Sewel Motions in the Scottish Parliament


Cairney P & Keating M (2004) Sewel Motions in the Scottish Parliament. Scottish Affairs, (47), pp. 115-134.

One of the most controversial aspects of Scottish parliamentary procedure since devolution has been the use of Sewel motions, whereby the Scottish Parliament agrees to Westminster legislating in devolved matters. It was originally envisaged that this procedure would be exceptional, yet in the first session forty one were passed, provoking criticism that Holyrood was dodging its responsibility, becoming a ‘copycat Parliament' and undermining the principles of devolution. Gerry Hassan (2002) makes much of the fact that the Scottish Parliament was passing almost as many Sewel motions as full Acts. The SNP have also been highly critical of the procedure on principle. They argue that more distinct Scottish solutions should be found for Scottish problems and that, even when Holyrood is adopting the same policy as Westminster, it should pass its own legislation . Academic commentators have criticized the procedure as weakening parliamentary scrutiny (Page 2002) and some lawyers and interest groups complain that the mixture of bits of Westminster and Holyrood legislation makes the statute book untidy and difficult to follow. Scottish ministers, on the other hand, have defended the practice, arguing that the opposition has exaggerated the problem and insisting on a pragmatic approach that saves parliamentary time by not duplicating legislation that is effectively identical on both sides of the border. Further, this debate shows no sign of abatement.

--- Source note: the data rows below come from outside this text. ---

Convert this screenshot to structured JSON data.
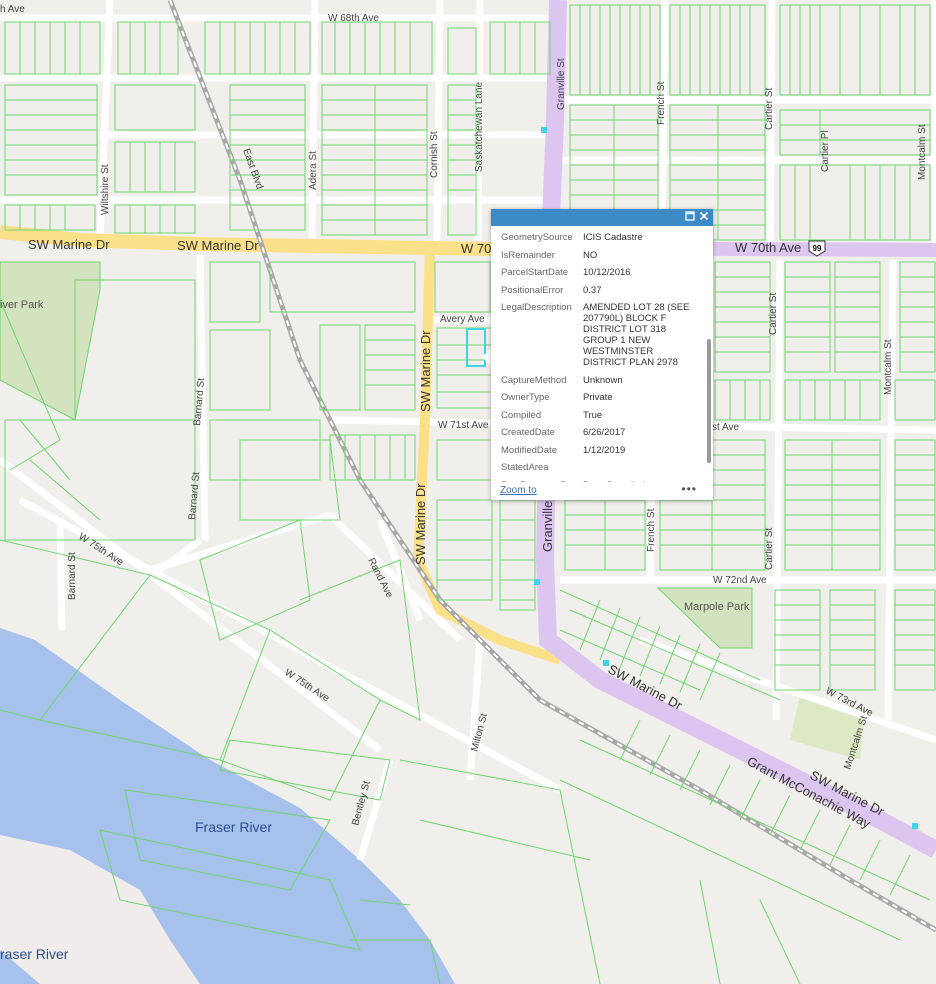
{
  "map": {
    "streets": {
      "sw_marine_dr_1": "SW Marine Dr",
      "sw_marine_dr_2": "SW Marine Dr",
      "w70_left": "W 70",
      "w70_right": "W 70th Ave",
      "w68": "W 68th Ave",
      "avenue_topleft": "h Ave",
      "granville_top": "Granville St",
      "granville_mid": "Granville",
      "french_top": "French St",
      "french_mid": "French St",
      "cartier_top": "Cartier St",
      "cartier_pl": "Cartier Pl",
      "cartier_mid": "Cartier St",
      "cartier_low": "Cartier St",
      "montcalm_top": "Montcalm St",
      "montcalm_mid": "Montcalm St",
      "montcalm_low": "Montcalm St",
      "wiltshire": "Wiltshire St",
      "east_blvd": "East Blvd",
      "adera": "Adera St",
      "cornish": "Cornish St",
      "saskatchewan": "Saskatchewan Lane",
      "avery": "Avery Ave",
      "sw_marine_vert_1": "SW Marine Dr",
      "sw_marine_vert_2": "SW Marine Dr",
      "w71": "W 71st Ave",
      "st_ave_right": "st Ave",
      "barnard_1": "Barnard St",
      "barnard_2": "Barnard St",
      "w75_1": "W 75th Ave",
      "w75_2": "W 75th Ave",
      "rand": "Rand Ave",
      "w72": "W 72nd Ave",
      "w73": "W 73rd Ave",
      "sw_marine_diag": "SW Marine Dr",
      "sw_marine_diag_2": "SW Marine Dr",
      "grant": "Grant McConachie Way",
      "milton": "Milton St",
      "bentley": "Bentley St"
    },
    "highway_shield": "99",
    "parks": {
      "river_park": "iver Park",
      "marpole_park": "Marpole Park"
    },
    "water": {
      "fraser_1": "Fraser River",
      "fraser_2": "raser River"
    },
    "colors": {
      "land": "#f1efec",
      "parcel": "#6ed66e",
      "water": "#a6c1ec",
      "major_road": "#fbe08a",
      "highway": "#dcc6ef",
      "railway": "#a8a8a8",
      "park": "#d3e2bf",
      "selection": "#3ed5e6",
      "popup_header": "#3c8bc6"
    }
  },
  "popup": {
    "fields": [
      {
        "key": "GeometrySource",
        "value": "ICIS Cadastre"
      },
      {
        "key": "IsRemainder",
        "value": "NO"
      },
      {
        "key": "ParcelStartDate",
        "value": "10/12/2016"
      },
      {
        "key": "PositionalError",
        "value": "0.37"
      },
      {
        "key": "LegalDescription",
        "value": "AMENDED LOT 28 (SEE 207790L) BLOCK F DISTRICT LOT 318 GROUP 1 NEW WESTMINSTER DISTRICT PLAN 2978"
      },
      {
        "key": "CaptureMethod",
        "value": "Unknown"
      },
      {
        "key": "OwnerType",
        "value": "Private"
      },
      {
        "key": "Compiled",
        "value": "True"
      },
      {
        "key": "CreatedDate",
        "value": "6/26/2017"
      },
      {
        "key": "ModifiedDate",
        "value": "1/12/2019"
      },
      {
        "key": "StatedArea",
        "value": ""
      },
      {
        "key": "Fee Payment Req",
        "value": "Data Compilation"
      }
    ],
    "zoom_to": "Zoom to",
    "more": "•••",
    "maximize_icon": "maximize-icon",
    "close_icon": "close-icon"
  }
}
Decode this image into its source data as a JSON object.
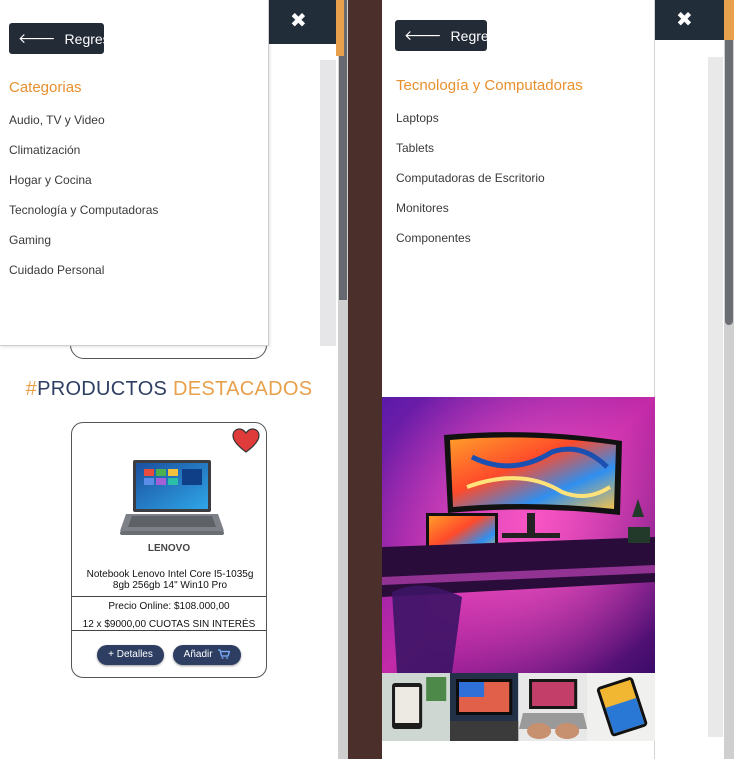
{
  "left_panel": {
    "back_label": "Regresar",
    "close_icon": "close-icon",
    "menu_title": "Categorias",
    "menu_items": [
      "Audio, TV y Video",
      "Climatización",
      "Hogar y Cocina",
      "Tecnología y Computadoras",
      "Gaming",
      "Cuidado Personal"
    ],
    "featured": {
      "hash": "#",
      "word1": "PRODUCTOS",
      "word2": "DESTACADOS"
    },
    "product": {
      "brand": "LENOVO",
      "name": "Notebook Lenovo Intel Core I5-1035g 8gb 256gb 14\" Win10 Pro",
      "price": "Precio Online:  $108.000,00",
      "installments": "12 x $9000,00  CUOTAS SIN INTERÉS",
      "details_label": "+ Detalles",
      "add_label": "Añadir",
      "favorite_icon": "heart-icon",
      "cart_icon": "cart-icon"
    }
  },
  "right_panel": {
    "back_label": "Regresar",
    "close_icon": "close-icon",
    "menu_title": "Tecnología y Computadoras",
    "menu_items": [
      "Laptops",
      "Tablets",
      "Computadoras de Escritorio",
      "Monitores",
      "Componentes"
    ]
  },
  "colors": {
    "dark_navy": "#222d3a",
    "accent_orange": "#e8a04c",
    "title_orange": "#e8902e",
    "product_blue": "#2e3e63",
    "favorite_red": "#e03b3b"
  }
}
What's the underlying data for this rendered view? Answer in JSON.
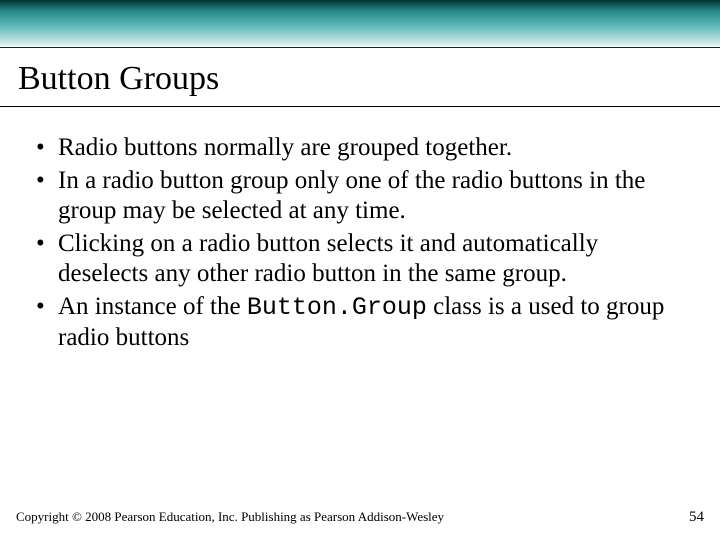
{
  "slide": {
    "title": "Button Groups",
    "bullets": [
      {
        "text": "Radio buttons normally are grouped together."
      },
      {
        "text": "In a radio button group only one of the radio buttons in the group may be selected at any time."
      },
      {
        "text": "Clicking on a radio button selects it and automatically deselects any other radio button in the same group."
      },
      {
        "prefix": "An instance of the ",
        "code": "Button.Group",
        "suffix": " class is a used to group radio buttons"
      }
    ]
  },
  "footer": {
    "copyright": "Copyright © 2008 Pearson Education, Inc. Publishing as Pearson Addison-Wesley",
    "page": "54"
  }
}
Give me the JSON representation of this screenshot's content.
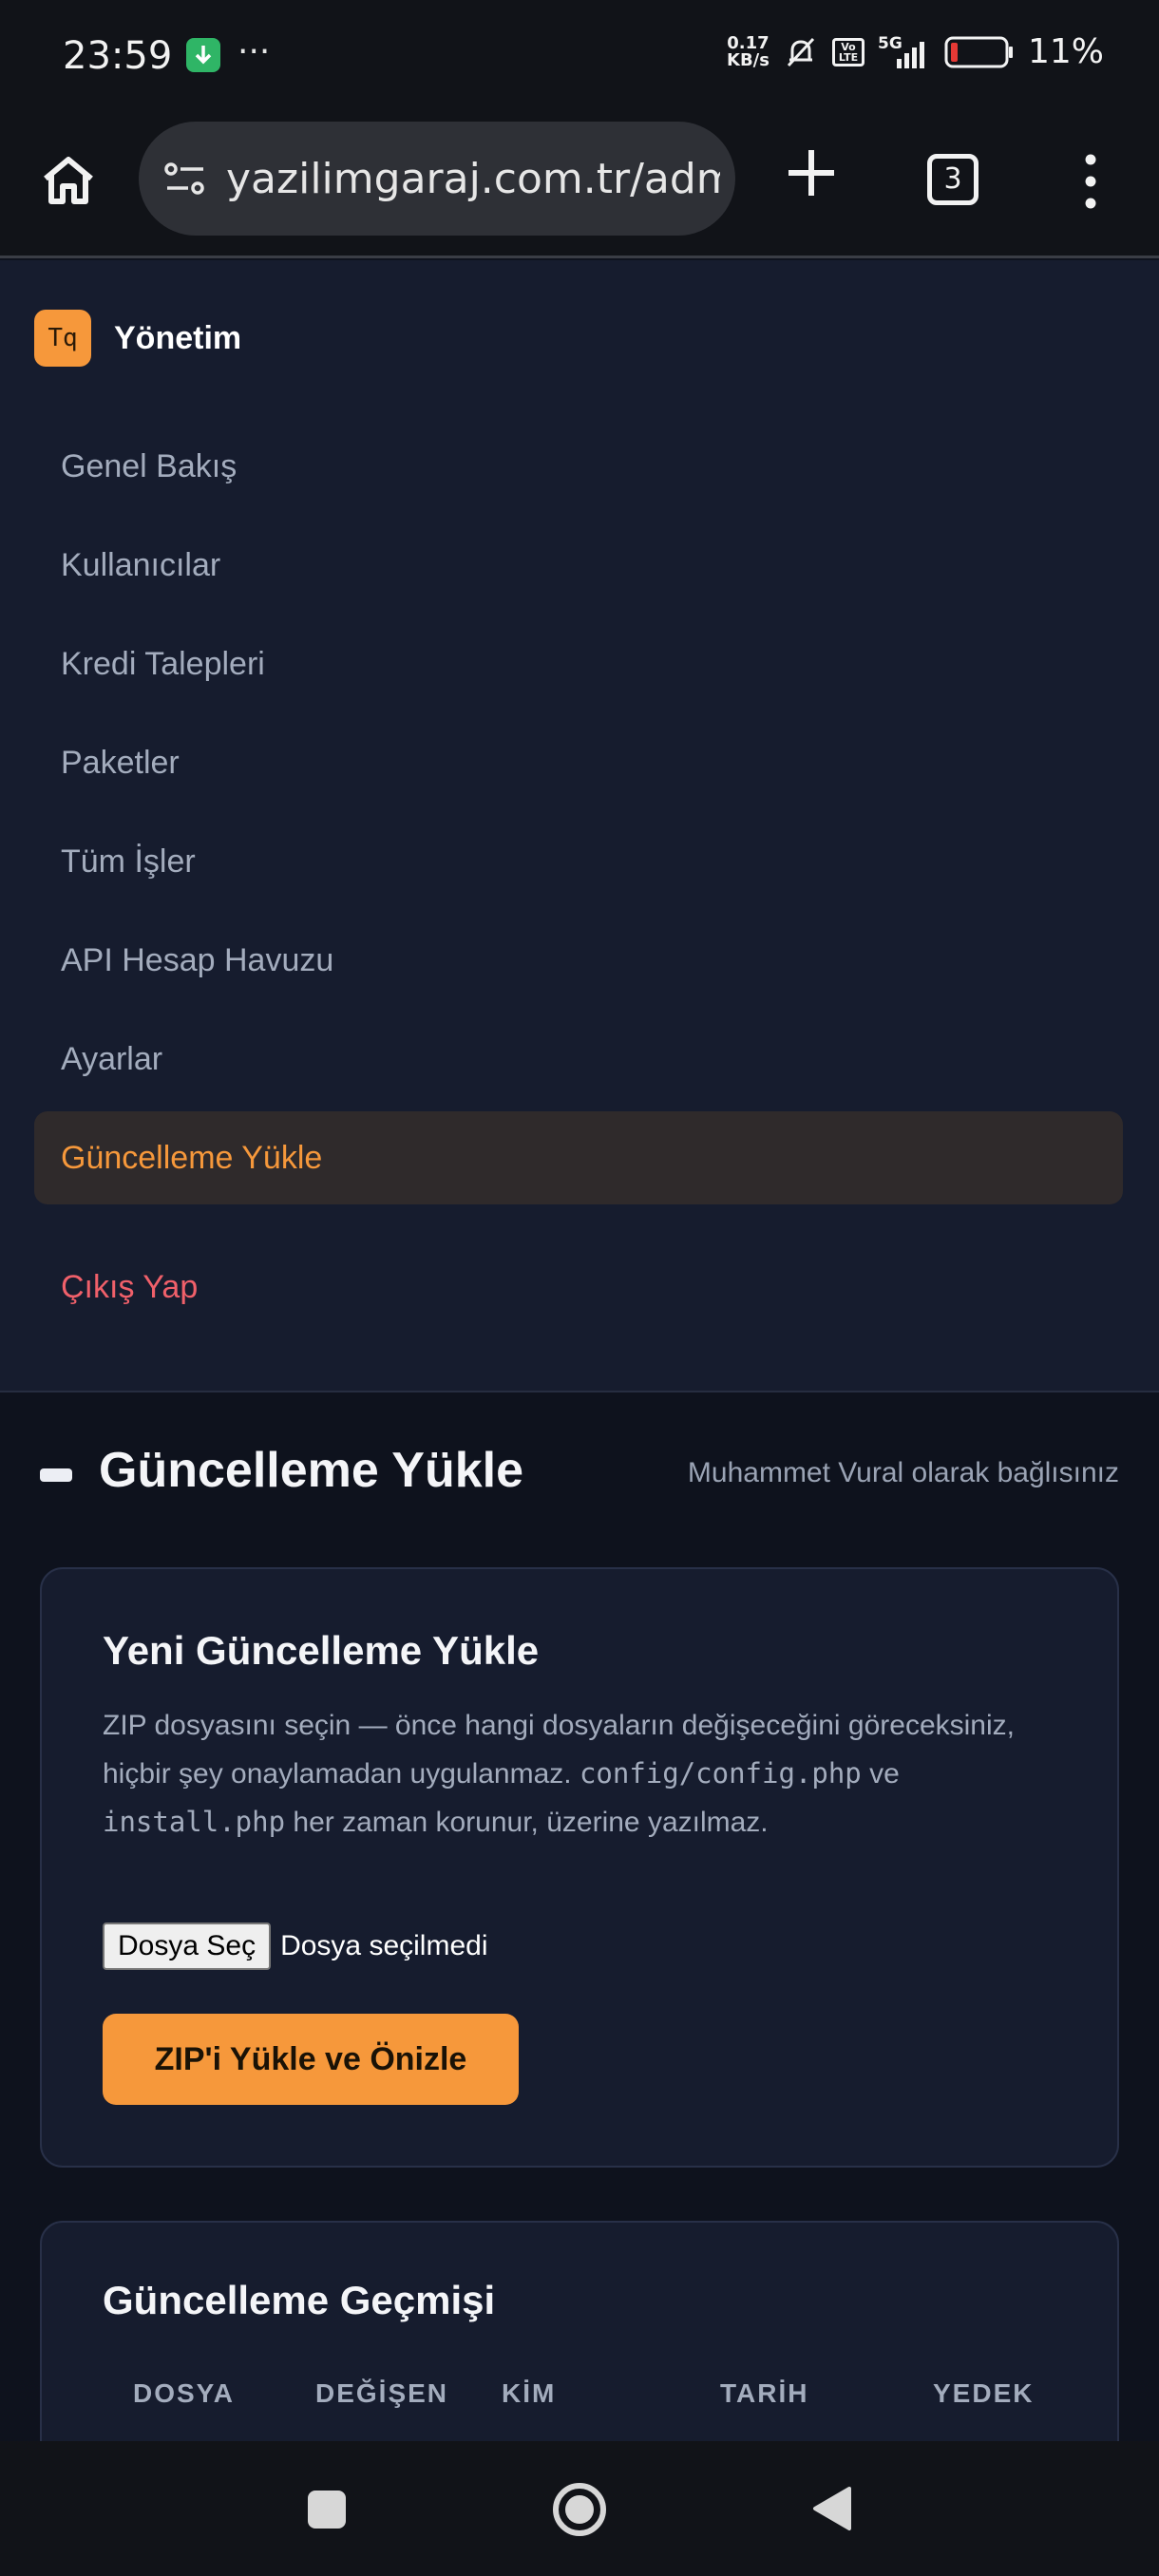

Scottish Affairs, Issue 47

Publication date28/02/2004
PublisherUniversity of Edinburgh